[Gnif] had a recent hard drive failure in his home server. When rebuilding his RAID array, he decided to update to the ZFS file system. While researching ZFS, [Gnif] learned that the file system allows for a small USB cache disk to greatly improve his disk performance. Since USB is rather slow, [Gnif] had an idea to try to use an old i-RAM PCI card instead.

The problem was that he didn’t have any free PCI slots left in his home server. It didn’t take long for [Gnif] to realize that the PCI card was only using the PCI slot for power. All of the data transfer is actually done via a SATA cable. [Gnif] decided that he could likely get by without an actual PCI slot with just a bit of hacking.

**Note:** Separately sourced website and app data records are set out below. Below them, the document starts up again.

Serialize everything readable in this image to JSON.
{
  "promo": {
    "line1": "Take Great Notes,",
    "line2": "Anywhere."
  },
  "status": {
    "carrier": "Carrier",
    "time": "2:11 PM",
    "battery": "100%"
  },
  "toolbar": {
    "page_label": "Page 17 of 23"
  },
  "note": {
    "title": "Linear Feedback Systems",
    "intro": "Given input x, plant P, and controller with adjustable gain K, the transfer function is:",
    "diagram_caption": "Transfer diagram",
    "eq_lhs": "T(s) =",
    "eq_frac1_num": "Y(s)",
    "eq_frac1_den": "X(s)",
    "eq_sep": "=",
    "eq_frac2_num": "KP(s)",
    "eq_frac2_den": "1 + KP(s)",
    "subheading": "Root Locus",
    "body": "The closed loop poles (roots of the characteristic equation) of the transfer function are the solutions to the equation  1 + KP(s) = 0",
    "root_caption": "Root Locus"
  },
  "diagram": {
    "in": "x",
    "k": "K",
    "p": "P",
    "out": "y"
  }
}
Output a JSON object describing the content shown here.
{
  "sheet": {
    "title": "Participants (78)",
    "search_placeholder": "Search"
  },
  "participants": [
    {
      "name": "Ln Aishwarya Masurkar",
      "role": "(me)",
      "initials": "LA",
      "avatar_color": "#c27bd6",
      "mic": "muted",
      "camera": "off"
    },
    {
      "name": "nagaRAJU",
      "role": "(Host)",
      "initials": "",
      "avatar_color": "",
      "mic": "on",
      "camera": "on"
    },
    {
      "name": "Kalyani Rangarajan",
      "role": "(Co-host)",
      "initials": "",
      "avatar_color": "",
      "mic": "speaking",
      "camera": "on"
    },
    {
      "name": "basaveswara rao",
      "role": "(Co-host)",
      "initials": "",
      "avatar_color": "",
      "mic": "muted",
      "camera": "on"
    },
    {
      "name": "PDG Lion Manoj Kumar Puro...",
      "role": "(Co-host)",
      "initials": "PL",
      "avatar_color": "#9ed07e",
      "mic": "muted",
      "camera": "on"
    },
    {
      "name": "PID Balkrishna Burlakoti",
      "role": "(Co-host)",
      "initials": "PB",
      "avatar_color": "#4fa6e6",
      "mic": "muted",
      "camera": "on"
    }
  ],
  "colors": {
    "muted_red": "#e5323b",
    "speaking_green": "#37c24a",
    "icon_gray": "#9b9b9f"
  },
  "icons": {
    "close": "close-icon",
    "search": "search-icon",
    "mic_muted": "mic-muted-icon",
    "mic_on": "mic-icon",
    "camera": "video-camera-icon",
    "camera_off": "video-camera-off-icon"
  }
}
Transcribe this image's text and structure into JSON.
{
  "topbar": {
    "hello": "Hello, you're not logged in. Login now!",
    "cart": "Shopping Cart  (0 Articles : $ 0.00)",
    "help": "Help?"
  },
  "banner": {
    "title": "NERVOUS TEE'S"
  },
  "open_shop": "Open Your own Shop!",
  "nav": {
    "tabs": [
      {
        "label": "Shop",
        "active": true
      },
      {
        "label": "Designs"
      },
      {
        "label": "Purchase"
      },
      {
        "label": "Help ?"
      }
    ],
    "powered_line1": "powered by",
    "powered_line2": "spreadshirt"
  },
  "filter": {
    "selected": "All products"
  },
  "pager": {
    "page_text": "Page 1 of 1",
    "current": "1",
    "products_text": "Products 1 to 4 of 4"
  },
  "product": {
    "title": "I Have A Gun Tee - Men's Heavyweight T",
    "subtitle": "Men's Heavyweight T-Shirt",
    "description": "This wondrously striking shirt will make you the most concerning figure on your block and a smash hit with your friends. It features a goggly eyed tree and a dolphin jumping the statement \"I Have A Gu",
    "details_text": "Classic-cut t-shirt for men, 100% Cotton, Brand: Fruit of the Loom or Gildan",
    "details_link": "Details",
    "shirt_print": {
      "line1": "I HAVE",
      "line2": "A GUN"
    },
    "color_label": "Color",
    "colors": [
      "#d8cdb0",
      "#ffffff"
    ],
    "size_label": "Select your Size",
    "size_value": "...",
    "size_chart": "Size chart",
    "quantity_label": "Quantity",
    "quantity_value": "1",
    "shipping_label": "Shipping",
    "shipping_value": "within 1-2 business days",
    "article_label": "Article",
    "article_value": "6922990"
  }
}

[Gnif] desoldered a PCI socket from an old faulty motherboard, losing half of the pins in the process. Luckily, the pins he needed still remained. [Gnif] knew that DDR memory can be very power-hungry. This meant that he couldn’t only solder one wire for each of the 3v, 5v, 12v, and ground pins. He had to connect all of them in order to share the current load. All in all, this ended up being about 20 pins. He later tested the current draw and found it reached as high as 1.2 amps, confirming his earlier decision. Finally, the reset pin needed to be pulled to 3.3V in order to make the disk accessible.

All of the wires from his adapter were run to Molex connectors. This allows [Gnif] to power the device from a computer power supply. All of the connections were covered in hot glue to prevent them from wriggling lose.